** Input records follows **

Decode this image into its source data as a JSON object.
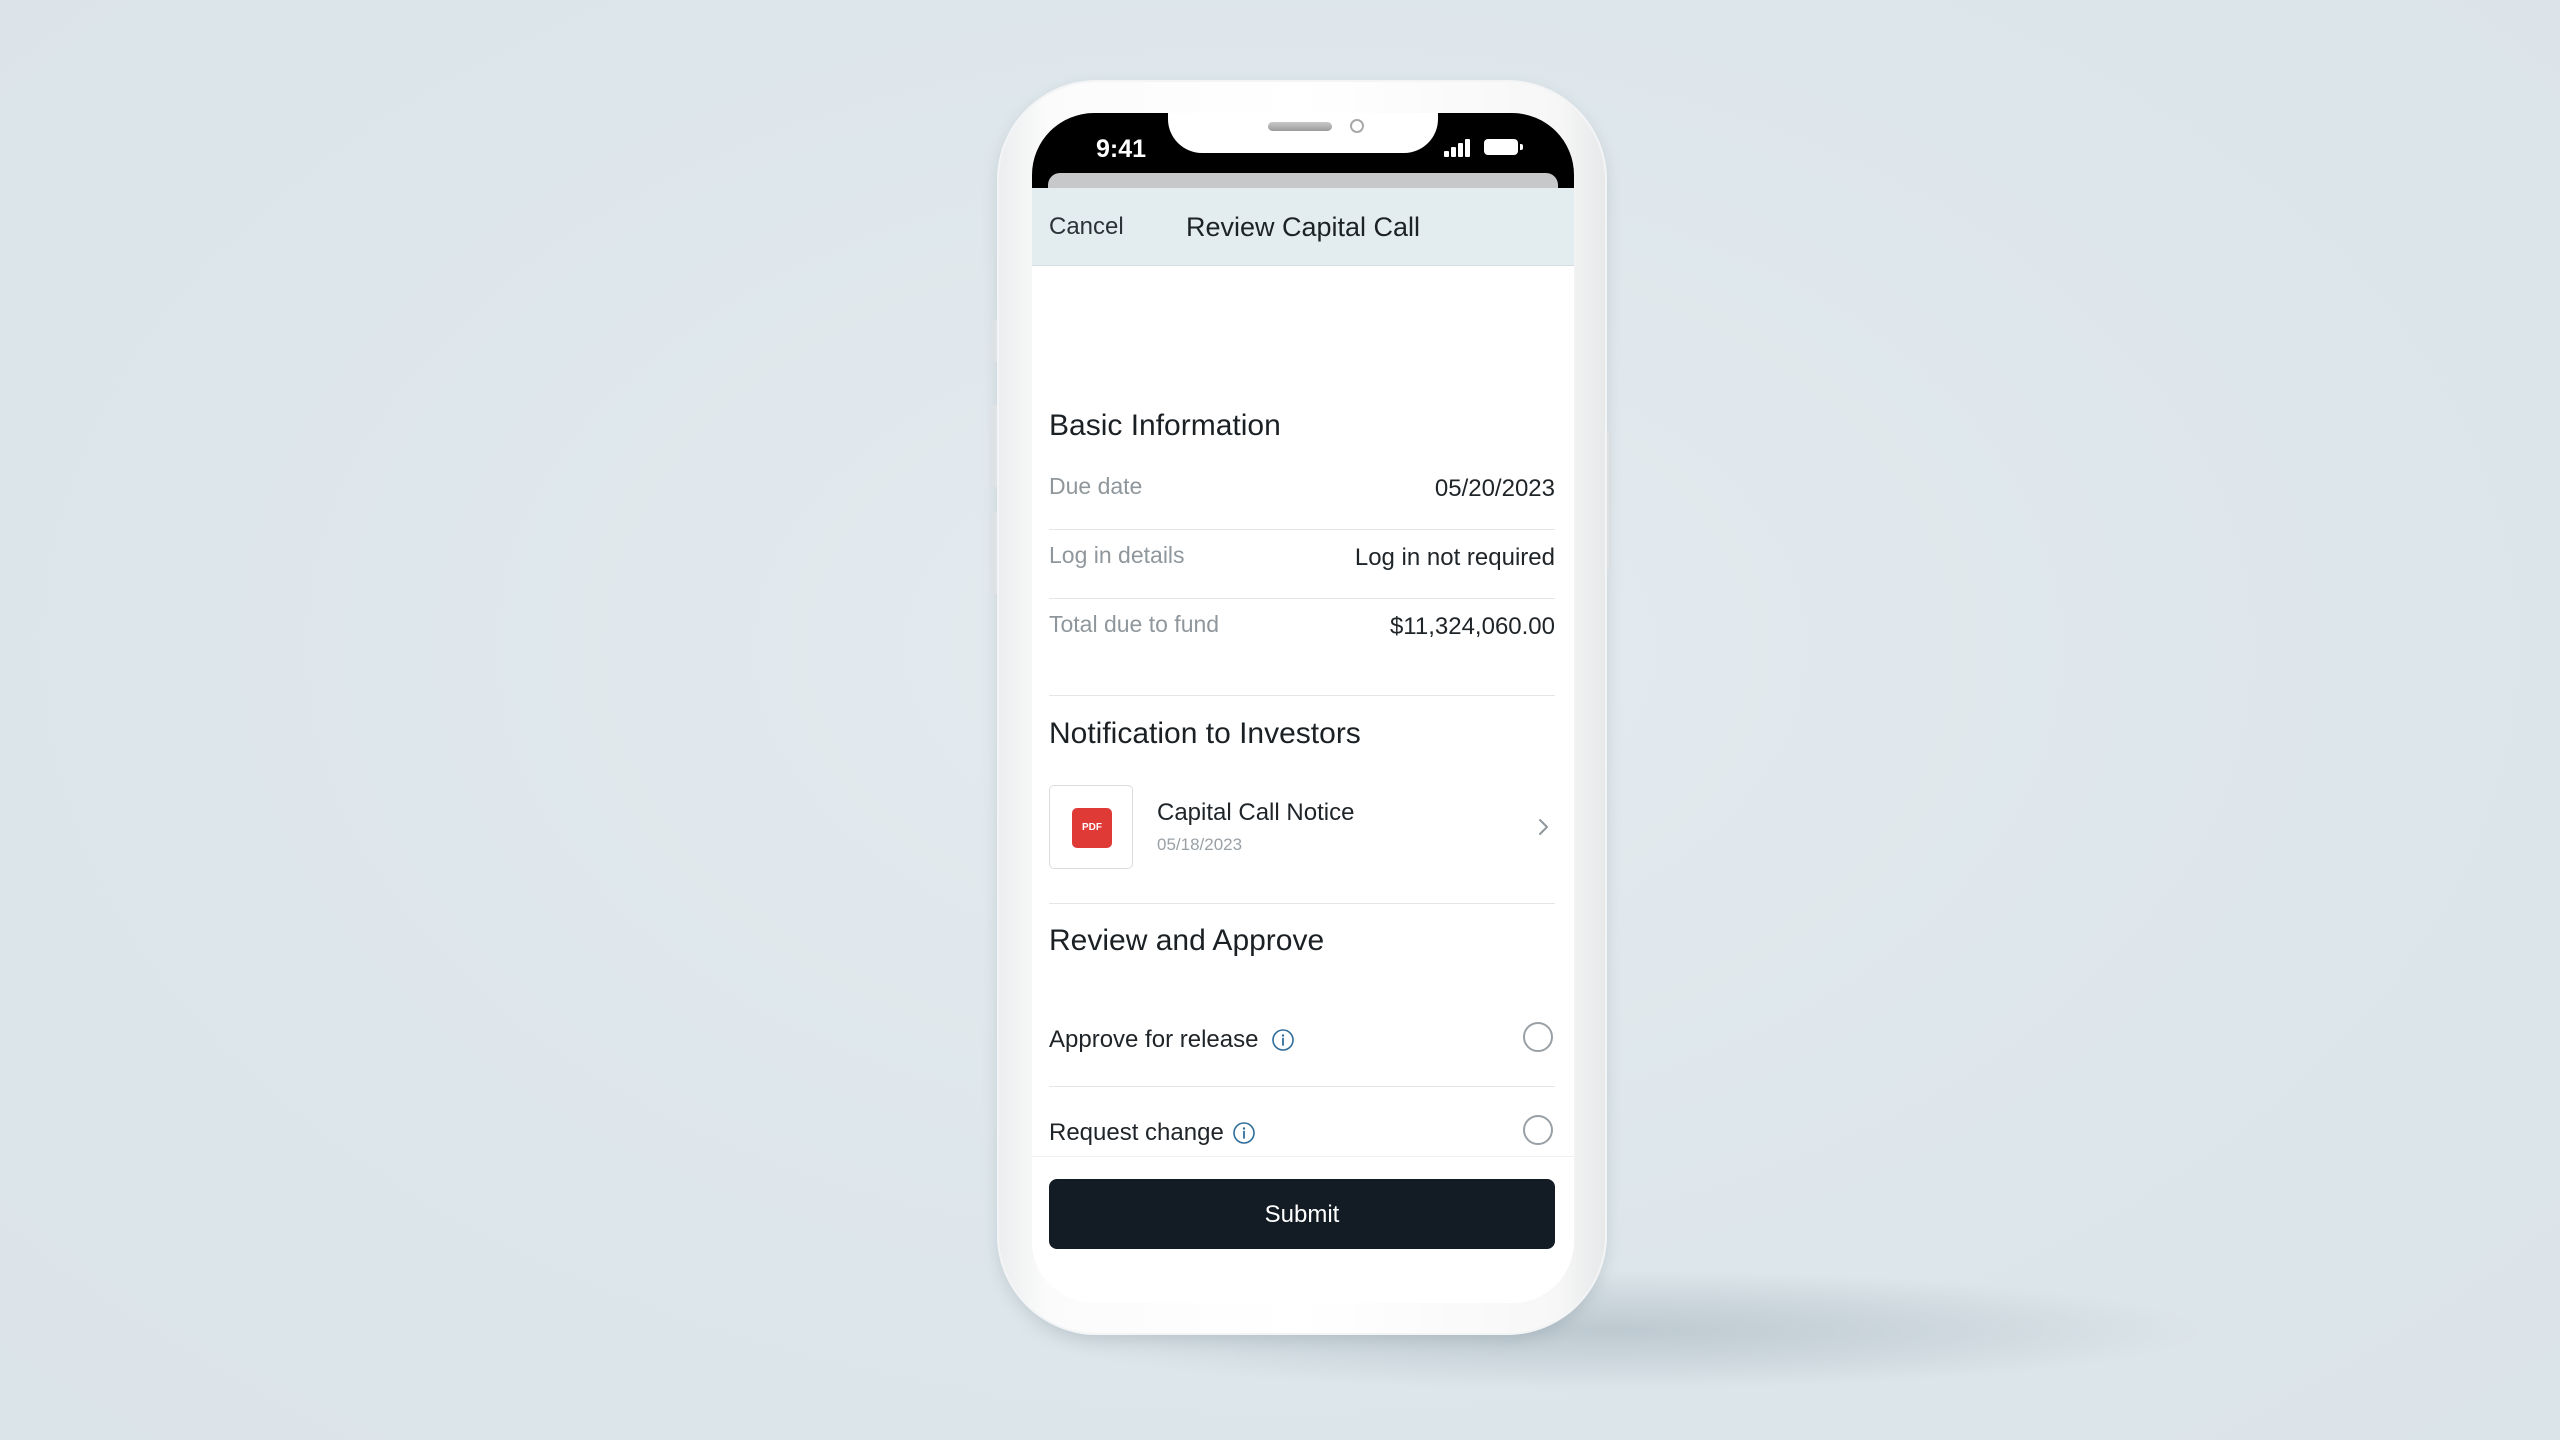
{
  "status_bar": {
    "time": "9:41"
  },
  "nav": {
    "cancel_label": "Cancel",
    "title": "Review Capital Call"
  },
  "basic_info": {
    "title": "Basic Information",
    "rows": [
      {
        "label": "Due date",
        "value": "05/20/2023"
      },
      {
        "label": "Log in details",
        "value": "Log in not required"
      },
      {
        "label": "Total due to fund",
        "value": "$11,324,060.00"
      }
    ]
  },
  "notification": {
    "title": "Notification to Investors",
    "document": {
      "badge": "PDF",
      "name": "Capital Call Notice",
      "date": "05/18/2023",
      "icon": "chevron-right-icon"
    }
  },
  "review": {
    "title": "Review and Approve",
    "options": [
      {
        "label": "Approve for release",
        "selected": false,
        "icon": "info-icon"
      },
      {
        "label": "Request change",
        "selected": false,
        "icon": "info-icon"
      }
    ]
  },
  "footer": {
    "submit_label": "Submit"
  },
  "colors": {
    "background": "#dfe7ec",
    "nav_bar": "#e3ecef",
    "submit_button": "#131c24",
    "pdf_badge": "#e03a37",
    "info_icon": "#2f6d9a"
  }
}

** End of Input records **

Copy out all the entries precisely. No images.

Decode this image into its source data as a JSON object.
{
  "status_bar": {
    "time": "9:41"
  },
  "nav": {
    "cancel_label": "Cancel",
    "title": "Review Capital Call"
  },
  "basic_info": {
    "title": "Basic Information",
    "rows": [
      {
        "label": "Due date",
        "value": "05/20/2023"
      },
      {
        "label": "Log in details",
        "value": "Log in not required"
      },
      {
        "label": "Total due to fund",
        "value": "$11,324,060.00"
      }
    ]
  },
  "notification": {
    "title": "Notification to Investors",
    "document": {
      "badge": "PDF",
      "name": "Capital Call Notice",
      "date": "05/18/2023",
      "icon": "chevron-right-icon"
    }
  },
  "review": {
    "title": "Review and Approve",
    "options": [
      {
        "label": "Approve for release",
        "selected": false,
        "icon": "info-icon"
      },
      {
        "label": "Request change",
        "selected": false,
        "icon": "info-icon"
      }
    ]
  },
  "footer": {
    "submit_label": "Submit"
  },
  "colors": {
    "background": "#dfe7ec",
    "nav_bar": "#e3ecef",
    "submit_button": "#131c24",
    "pdf_badge": "#e03a37",
    "info_icon": "#2f6d9a"
  }
}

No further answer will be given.